▸ Exercise instructions: Say how many lines below hold the word "Local"; give the number by itself.
*** Opening of Provided material ***
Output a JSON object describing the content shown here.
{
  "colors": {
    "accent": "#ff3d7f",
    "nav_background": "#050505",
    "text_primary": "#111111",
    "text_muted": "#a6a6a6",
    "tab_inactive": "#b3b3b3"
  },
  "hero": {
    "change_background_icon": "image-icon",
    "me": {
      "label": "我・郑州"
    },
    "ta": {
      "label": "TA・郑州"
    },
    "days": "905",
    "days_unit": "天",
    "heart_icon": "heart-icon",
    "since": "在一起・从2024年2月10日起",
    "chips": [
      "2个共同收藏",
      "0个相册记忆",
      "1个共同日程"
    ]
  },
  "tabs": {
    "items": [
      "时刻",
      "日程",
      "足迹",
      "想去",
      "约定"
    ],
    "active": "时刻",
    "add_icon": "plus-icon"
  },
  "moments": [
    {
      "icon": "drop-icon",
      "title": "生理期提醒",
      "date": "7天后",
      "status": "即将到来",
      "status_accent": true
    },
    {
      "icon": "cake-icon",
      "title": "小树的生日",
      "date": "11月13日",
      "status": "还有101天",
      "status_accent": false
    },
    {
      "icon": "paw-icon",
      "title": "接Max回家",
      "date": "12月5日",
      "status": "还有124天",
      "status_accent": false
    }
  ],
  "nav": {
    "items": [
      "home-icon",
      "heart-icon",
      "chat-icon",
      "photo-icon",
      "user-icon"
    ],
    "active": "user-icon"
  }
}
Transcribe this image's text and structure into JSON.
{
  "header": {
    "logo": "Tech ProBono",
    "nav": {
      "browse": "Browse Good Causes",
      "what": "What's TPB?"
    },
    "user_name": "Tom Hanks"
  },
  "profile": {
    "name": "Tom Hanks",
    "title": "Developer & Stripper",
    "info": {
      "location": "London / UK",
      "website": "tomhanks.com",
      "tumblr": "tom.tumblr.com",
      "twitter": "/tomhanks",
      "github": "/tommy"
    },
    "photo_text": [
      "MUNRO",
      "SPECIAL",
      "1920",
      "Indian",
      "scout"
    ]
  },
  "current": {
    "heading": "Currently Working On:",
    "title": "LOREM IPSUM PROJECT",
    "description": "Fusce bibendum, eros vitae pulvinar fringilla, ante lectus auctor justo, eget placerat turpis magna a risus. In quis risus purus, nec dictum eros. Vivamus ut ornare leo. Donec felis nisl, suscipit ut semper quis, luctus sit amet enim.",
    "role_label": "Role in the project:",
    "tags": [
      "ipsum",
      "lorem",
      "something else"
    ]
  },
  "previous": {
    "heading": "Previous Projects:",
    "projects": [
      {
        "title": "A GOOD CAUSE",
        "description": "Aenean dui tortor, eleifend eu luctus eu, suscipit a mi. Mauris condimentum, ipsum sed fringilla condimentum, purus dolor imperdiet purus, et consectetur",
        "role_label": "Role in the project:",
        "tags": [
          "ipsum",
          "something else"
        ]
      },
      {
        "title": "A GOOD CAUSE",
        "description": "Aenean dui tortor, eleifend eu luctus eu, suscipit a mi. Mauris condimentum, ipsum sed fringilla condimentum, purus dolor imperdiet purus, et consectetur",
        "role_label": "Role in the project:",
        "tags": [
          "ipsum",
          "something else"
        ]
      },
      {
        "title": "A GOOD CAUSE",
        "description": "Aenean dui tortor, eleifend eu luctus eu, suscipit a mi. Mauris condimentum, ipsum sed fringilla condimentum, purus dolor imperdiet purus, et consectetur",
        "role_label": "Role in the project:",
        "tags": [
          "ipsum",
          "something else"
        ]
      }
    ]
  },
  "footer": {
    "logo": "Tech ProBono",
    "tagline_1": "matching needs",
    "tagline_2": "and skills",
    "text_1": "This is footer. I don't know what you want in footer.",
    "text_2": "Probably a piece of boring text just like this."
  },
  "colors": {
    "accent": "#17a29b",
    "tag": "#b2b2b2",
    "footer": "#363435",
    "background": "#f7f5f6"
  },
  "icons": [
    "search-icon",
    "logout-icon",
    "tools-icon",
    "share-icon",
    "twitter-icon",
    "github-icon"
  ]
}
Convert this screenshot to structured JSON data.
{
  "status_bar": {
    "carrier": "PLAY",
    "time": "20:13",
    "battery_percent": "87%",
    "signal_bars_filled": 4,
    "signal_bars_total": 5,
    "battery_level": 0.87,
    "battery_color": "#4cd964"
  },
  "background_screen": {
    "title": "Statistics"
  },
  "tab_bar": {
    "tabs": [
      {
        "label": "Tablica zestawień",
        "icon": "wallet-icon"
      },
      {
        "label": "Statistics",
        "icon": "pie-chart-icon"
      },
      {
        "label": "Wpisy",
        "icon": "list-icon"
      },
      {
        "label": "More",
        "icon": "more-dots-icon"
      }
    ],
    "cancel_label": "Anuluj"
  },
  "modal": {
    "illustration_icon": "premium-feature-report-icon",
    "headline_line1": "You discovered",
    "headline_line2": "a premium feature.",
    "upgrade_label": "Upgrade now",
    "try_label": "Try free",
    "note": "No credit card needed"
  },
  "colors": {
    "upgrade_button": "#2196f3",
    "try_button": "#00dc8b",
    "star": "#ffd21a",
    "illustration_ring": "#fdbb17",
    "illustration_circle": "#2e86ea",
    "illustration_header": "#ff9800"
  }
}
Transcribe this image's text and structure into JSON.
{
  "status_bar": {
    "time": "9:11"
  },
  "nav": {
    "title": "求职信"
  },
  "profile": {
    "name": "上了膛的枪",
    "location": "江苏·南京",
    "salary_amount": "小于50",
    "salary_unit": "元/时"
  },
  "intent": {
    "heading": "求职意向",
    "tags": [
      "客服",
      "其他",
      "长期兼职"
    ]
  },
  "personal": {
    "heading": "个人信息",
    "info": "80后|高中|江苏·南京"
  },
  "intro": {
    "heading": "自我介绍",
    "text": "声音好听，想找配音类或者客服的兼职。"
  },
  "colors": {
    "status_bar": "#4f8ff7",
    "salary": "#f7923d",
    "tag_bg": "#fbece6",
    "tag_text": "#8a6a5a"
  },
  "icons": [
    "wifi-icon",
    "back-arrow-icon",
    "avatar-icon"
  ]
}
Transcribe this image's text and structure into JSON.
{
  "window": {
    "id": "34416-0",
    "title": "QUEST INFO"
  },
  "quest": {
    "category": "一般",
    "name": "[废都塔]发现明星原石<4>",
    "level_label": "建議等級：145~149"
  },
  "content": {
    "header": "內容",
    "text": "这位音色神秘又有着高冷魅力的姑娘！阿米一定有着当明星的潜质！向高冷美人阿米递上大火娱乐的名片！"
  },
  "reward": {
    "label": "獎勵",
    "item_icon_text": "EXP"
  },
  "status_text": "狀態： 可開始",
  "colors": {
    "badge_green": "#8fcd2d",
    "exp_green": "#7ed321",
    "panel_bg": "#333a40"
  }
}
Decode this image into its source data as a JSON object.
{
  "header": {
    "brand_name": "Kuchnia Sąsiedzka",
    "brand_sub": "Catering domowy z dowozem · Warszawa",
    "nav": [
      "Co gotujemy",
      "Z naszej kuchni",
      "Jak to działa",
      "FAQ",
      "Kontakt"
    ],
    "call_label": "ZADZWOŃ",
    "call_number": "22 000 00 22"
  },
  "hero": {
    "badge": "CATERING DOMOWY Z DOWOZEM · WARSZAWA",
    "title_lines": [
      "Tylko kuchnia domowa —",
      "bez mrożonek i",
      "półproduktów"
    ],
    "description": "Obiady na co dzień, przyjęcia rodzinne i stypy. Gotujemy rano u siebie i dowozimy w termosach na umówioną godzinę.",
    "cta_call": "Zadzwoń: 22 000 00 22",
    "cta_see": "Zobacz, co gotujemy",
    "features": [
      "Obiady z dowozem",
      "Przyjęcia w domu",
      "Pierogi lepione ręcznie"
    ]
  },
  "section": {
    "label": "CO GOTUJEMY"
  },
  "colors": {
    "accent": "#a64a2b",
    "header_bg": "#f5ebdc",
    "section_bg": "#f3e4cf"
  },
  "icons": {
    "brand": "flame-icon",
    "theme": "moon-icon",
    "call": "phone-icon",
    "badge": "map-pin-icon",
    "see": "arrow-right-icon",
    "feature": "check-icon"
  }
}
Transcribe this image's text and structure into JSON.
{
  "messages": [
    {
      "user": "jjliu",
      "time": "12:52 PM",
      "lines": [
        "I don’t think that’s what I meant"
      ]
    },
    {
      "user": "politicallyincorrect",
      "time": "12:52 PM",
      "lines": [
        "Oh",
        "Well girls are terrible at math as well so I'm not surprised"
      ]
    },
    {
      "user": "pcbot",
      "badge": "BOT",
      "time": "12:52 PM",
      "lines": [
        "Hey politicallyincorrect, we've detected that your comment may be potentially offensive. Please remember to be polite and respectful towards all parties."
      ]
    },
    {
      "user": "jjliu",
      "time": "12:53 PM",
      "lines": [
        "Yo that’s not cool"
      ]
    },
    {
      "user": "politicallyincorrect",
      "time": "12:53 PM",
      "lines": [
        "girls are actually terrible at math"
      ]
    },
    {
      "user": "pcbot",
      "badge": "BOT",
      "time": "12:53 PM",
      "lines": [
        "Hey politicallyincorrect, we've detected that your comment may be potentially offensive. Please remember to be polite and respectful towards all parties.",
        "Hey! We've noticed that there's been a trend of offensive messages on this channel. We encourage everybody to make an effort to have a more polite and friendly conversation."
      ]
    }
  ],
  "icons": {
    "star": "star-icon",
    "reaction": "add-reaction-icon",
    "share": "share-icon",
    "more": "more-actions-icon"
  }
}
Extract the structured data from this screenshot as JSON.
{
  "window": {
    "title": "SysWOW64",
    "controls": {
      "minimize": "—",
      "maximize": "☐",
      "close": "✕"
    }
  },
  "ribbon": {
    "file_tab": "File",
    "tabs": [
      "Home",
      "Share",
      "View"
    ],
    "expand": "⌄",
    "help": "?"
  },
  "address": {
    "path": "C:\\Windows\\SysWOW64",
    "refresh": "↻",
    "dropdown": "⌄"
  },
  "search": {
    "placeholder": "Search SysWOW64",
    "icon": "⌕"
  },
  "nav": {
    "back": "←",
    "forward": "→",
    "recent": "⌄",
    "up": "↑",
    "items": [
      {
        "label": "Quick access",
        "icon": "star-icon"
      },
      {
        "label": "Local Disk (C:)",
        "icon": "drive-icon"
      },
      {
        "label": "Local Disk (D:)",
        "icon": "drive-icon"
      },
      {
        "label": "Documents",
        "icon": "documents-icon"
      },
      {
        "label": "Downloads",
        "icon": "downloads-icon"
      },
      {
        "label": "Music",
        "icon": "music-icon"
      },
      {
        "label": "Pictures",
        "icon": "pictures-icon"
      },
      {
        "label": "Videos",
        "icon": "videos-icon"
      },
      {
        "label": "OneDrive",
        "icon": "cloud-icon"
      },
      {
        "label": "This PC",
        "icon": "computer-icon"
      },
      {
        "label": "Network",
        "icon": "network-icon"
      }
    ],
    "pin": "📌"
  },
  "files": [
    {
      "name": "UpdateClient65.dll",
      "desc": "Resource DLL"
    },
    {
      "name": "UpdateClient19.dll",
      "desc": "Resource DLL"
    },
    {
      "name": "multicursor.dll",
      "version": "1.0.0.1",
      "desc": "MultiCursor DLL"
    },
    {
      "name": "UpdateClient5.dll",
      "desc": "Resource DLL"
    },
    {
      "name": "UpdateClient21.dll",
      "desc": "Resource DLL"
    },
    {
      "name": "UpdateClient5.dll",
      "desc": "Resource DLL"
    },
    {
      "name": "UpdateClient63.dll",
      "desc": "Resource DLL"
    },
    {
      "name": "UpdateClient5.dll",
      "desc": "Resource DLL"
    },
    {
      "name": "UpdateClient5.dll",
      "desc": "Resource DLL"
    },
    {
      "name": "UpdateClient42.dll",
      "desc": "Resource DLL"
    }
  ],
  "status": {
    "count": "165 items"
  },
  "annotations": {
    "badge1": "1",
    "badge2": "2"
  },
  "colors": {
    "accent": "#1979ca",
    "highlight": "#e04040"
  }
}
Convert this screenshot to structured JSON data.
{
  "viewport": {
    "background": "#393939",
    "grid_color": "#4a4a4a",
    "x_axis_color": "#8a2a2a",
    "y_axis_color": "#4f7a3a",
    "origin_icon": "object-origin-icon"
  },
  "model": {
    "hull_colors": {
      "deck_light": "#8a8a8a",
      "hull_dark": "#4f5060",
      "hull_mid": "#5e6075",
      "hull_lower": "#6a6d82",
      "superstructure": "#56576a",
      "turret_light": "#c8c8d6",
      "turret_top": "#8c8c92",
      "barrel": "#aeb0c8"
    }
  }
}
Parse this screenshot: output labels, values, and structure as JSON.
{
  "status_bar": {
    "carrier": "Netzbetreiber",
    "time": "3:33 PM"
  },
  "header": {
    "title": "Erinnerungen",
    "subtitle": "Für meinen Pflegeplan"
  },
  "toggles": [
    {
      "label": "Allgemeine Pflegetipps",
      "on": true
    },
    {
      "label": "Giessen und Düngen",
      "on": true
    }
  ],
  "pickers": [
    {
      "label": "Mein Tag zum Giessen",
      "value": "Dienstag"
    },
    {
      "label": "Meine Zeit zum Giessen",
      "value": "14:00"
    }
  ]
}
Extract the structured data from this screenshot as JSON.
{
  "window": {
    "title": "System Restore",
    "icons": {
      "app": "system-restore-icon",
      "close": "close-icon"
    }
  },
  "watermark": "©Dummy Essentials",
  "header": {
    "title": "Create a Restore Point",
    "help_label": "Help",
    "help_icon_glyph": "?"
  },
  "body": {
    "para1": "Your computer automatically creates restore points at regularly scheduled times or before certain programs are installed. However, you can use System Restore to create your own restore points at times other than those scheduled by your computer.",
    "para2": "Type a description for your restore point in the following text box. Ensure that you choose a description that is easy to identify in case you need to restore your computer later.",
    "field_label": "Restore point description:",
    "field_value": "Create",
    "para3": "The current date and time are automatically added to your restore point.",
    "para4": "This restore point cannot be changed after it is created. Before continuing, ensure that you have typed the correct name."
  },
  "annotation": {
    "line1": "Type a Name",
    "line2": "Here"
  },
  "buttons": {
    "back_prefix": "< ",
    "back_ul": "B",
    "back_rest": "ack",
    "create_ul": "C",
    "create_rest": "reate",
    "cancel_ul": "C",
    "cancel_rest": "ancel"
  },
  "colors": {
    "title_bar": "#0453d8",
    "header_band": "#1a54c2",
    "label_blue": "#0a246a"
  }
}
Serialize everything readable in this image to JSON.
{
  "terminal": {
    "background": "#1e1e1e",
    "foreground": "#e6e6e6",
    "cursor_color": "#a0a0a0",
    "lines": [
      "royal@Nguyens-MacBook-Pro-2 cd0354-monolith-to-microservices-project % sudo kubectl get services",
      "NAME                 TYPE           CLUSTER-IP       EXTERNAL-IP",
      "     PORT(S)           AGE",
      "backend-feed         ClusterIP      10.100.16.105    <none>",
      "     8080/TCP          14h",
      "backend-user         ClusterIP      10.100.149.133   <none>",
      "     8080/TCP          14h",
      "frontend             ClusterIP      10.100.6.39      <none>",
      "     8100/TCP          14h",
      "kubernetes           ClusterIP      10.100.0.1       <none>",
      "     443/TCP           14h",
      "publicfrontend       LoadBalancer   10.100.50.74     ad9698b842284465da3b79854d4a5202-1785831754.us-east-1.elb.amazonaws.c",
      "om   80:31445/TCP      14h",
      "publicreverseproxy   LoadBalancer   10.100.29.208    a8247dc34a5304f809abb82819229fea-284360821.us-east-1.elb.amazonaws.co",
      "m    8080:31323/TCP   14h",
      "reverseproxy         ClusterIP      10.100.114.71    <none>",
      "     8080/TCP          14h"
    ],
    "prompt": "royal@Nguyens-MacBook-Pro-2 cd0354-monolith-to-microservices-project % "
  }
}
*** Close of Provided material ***
▸ Answer for this exercise: 2